Organisations are all too happy to say the right things, but quickly crumble when money gets involved. FIFA is just the latest example of companies being prepared to say the right things but not DO the right things.
- Sparta Prague midfielder Jakub Jankto came out as gay earlier this week, making him the first active senior international in men’s football to do so
- FIFA tweeted a message of support to Jankto, which backfired as people scolded FIFA for allowing Qatar to host the last World Cup, in which LGBT rights are non-existent and actually criminalised
- Sparked debate as to whether or not organisations actually care about certain causes/plights, or if they are simply virtue-signalling to protect profit
Hypocrisy at its worst
If there was ever an example of an organisation caught in hypocrisy, this is it. This is a demonstration of companies not genuinely caring about social issues, but simply pretending to care to protect their revenue streams.
To be clear, FIFA is loyal to whoever pays them the most. The World Cup held in Qatar last year is a testament to this, as FIFA went out of its way to respect Qatar’s anti-LGBT laws and culture.

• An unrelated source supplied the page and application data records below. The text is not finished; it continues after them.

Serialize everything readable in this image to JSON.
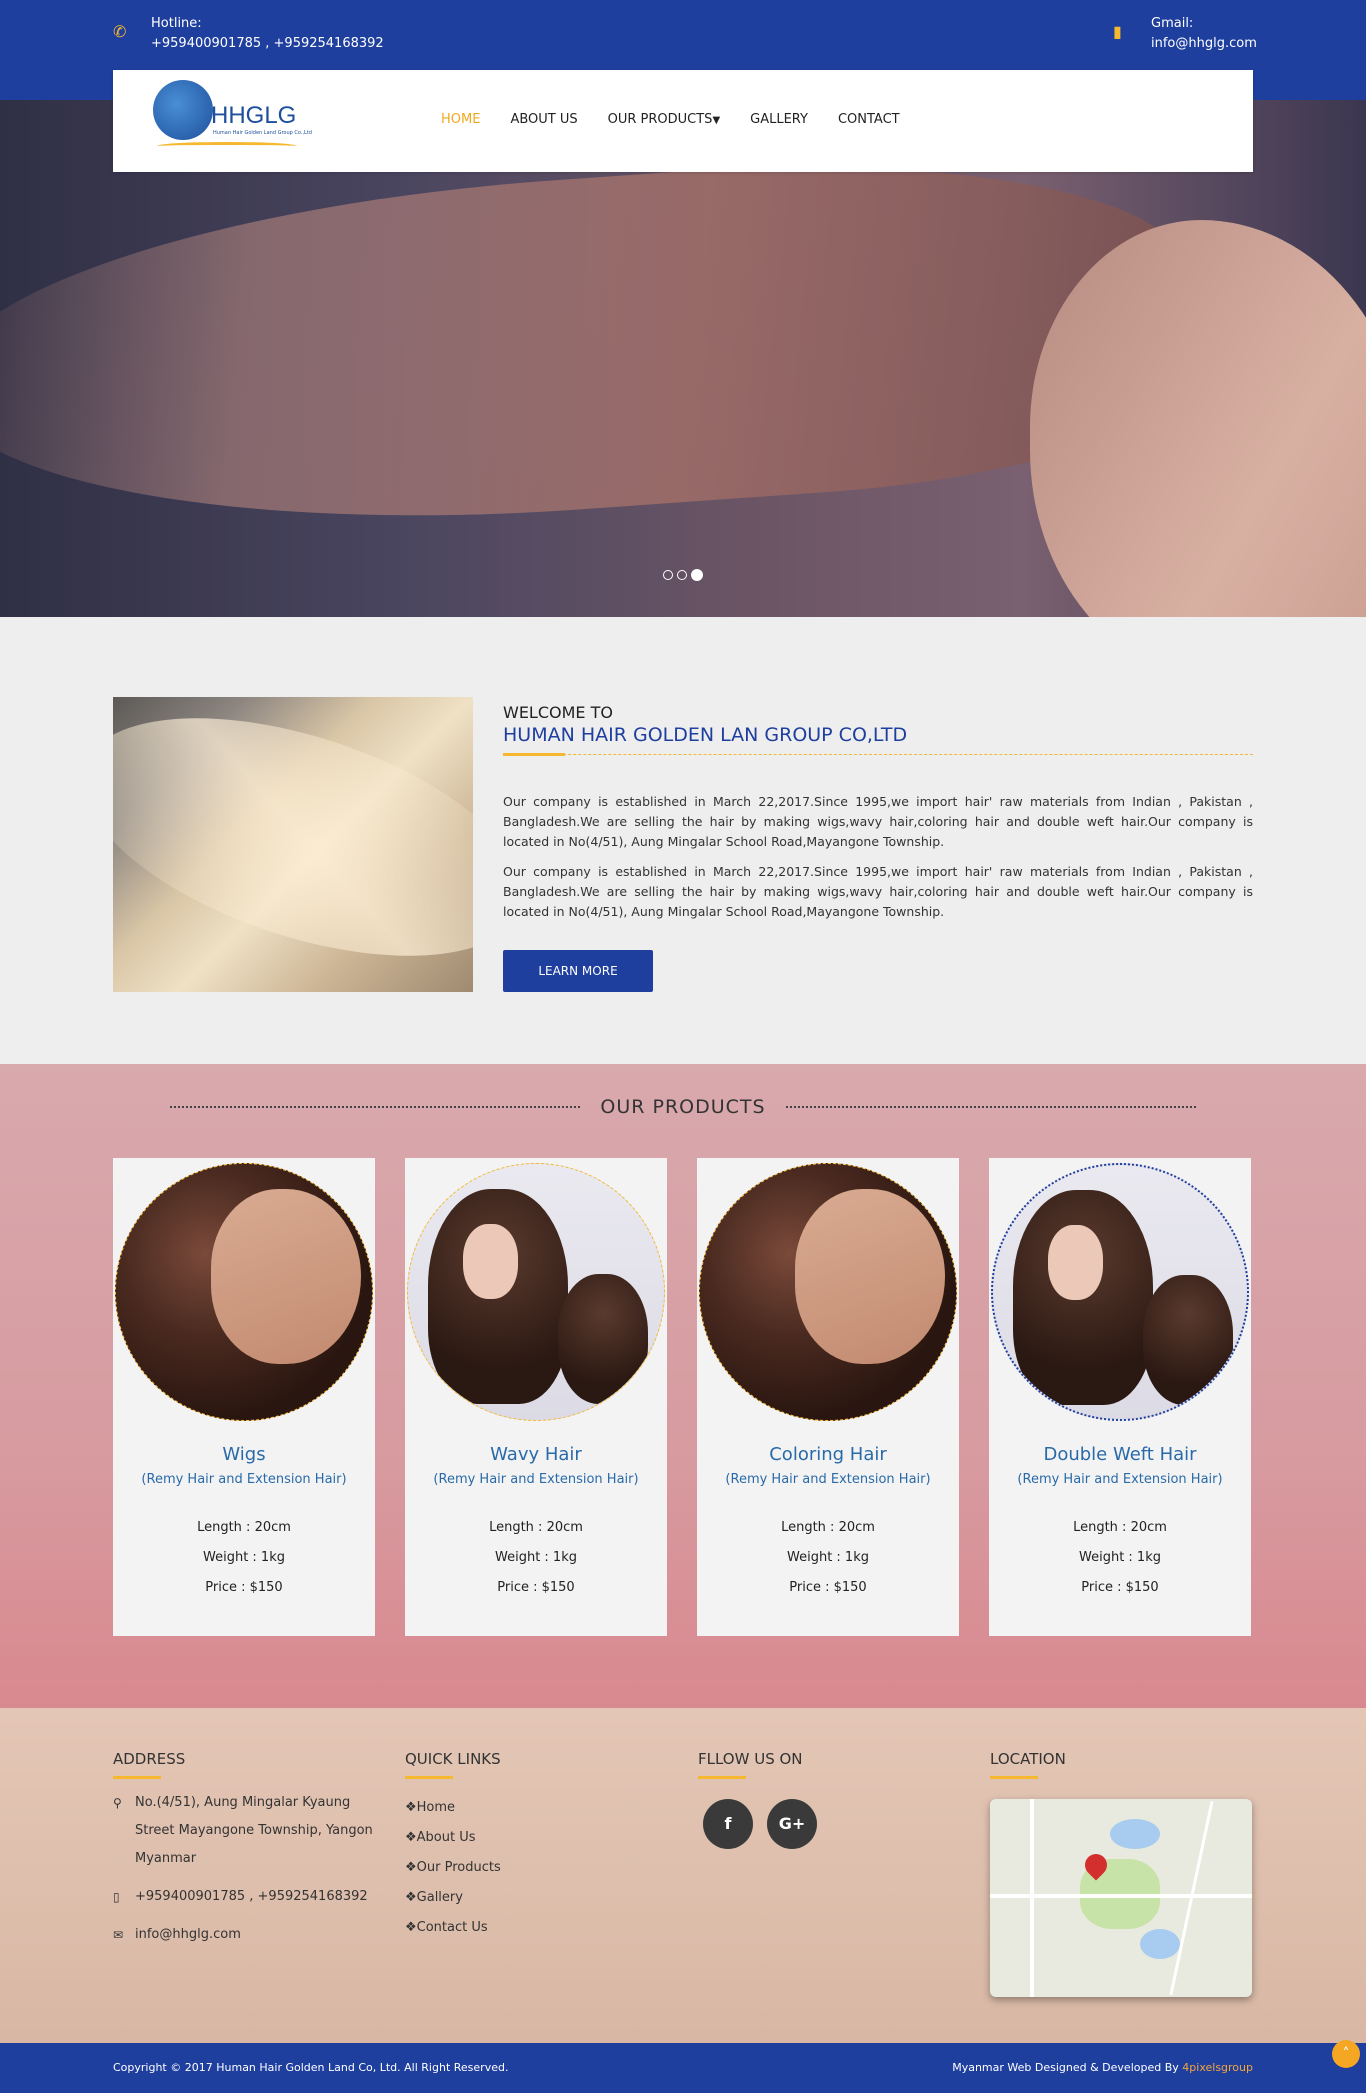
{
  "topbar": {
    "hotline_label": "Hotline:",
    "hotline_value": "+959400901785 , +959254168392",
    "email_label": "Gmail:",
    "email_value": "info@hhglg.com"
  },
  "logo": {
    "name": "HHGLG",
    "tagline": "Human Hair Golden Land Group Co.,Ltd"
  },
  "nav": {
    "items": [
      "HOME",
      "ABOUT US",
      "OUR PRODUCTS",
      "GALLERY",
      "CONTACT"
    ],
    "active": "HOME"
  },
  "welcome": {
    "subtitle": "WELCOME TO",
    "title": "HUMAN HAIR GOLDEN LAN GROUP CO,LTD",
    "paragraph1": "Our company is established in March 22,2017.Since 1995,we import hair' raw materials from Indian , Pakistan , Bangladesh.We are selling the hair by making wigs,wavy hair,coloring hair and double weft hair.Our company is located in No(4/51), Aung Mingalar School Road,Mayangone Township.",
    "paragraph2": "Our company is established in March 22,2017.Since 1995,we import hair' raw materials from Indian , Pakistan , Bangladesh.We are selling the hair by making wigs,wavy hair,coloring hair and double weft hair.Our company is located in No(4/51), Aung Mingalar School Road,Mayangone Township.",
    "button": "LEARN MORE"
  },
  "products": {
    "heading": "OUR PRODUCTS",
    "items": [
      {
        "name": "Wigs",
        "sub": "(Remy Hair and Extension Hair)",
        "length": "Length : 20cm",
        "weight": "Weight : 1kg",
        "price": "Price : $150"
      },
      {
        "name": "Wavy Hair",
        "sub": "(Remy Hair and Extension Hair)",
        "length": "Length : 20cm",
        "weight": "Weight : 1kg",
        "price": "Price : $150"
      },
      {
        "name": "Coloring Hair",
        "sub": "(Remy Hair and Extension Hair)",
        "length": "Length : 20cm",
        "weight": "Weight : 1kg",
        "price": "Price : $150"
      },
      {
        "name": "Double Weft Hair",
        "sub": "(Remy Hair and Extension Hair)",
        "length": "Length : 20cm",
        "weight": "Weight : 1kg",
        "price": "Price : $150"
      }
    ]
  },
  "footer": {
    "address_heading": "ADDRESS",
    "address_lines": [
      "No.(4/51), Aung Mingalar Kyaung Street Mayangone Township, Yangon Myanmar"
    ],
    "phone": "+959400901785 , +959254168392",
    "email": "info@hhglg.com",
    "links_heading": "QUICK LINKS",
    "links": [
      "❖Home",
      "❖About Us",
      "❖Our Products",
      "❖Gallery",
      "❖Contact Us"
    ],
    "follow_heading": "FLLOW US ON",
    "social": [
      {
        "icon": "facebook-icon",
        "glyph": "f"
      },
      {
        "icon": "google-plus-icon",
        "glyph": "G+"
      }
    ],
    "location_heading": "LOCATION"
  },
  "bottombar": {
    "copyright": "Copyright © 2017 Human Hair Golden Land Co, Ltd. All Right Reserved.",
    "developed_prefix": "Myanmar Web Designed & Developed By ",
    "developer": "4pixelsgroup"
  },
  "colors": {
    "primary": "#1f3f9f",
    "accent": "#f5b82e",
    "product_title": "#2a6aa8"
  }
}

FIFA threatened to sanction individual players and national teams if they wore the pro-LGBT ‘One Love’ armband. They upheld a ban on spectators wearing clothing with rainbow flags entering stadiums. They supported Qatar’s decision to deport a pitch invader holding a rainbow flag.
This was all in December 2022. Just two months later in February 2023, they ‘support’ Jankto coming out as gay. This is blatant hypocrisy, obviously, but deeper questions lie at the core of this conundrum.
Does FIFA genuinely care about LGBT rights and other social issues? Why does FIFA say one thing and then do another?
To answer the former, probably not. To answer the latter, it comes down to one thing; money. Al Jazeera reported that FIFA made a record $7.5 billion from the Qatar edition of the World Cup, $1 billion more than the previous edition in Russia.
FIFA, like other businesses, are loyal to whoever pays them the most.
They’re happy to support social issues when there’s no money at stake – such as in cases like Jakub’s – but that quickly disappears when there’s money to be made and lost.
It shows that morals, ethics and social responsibility are for sale. It demonstrates that FIFA does not have the strength of character to have a non-negotiable, core set of values that cannot be bought.
For a lot of football fans, that’s simply not good enough.
Jankto has been generally supported by the global football community.
England Lionesses captain and Arsenal midfielder Leah Williamson says the team ‘wants to stand in solidarity’ with Jankto by continuing to wear the One Love armband during matches leading up to the Women’s World Cup this year.
Manchester United midfielder Bruno Fernandes, amongst other footballers, showed his support for Jankto online.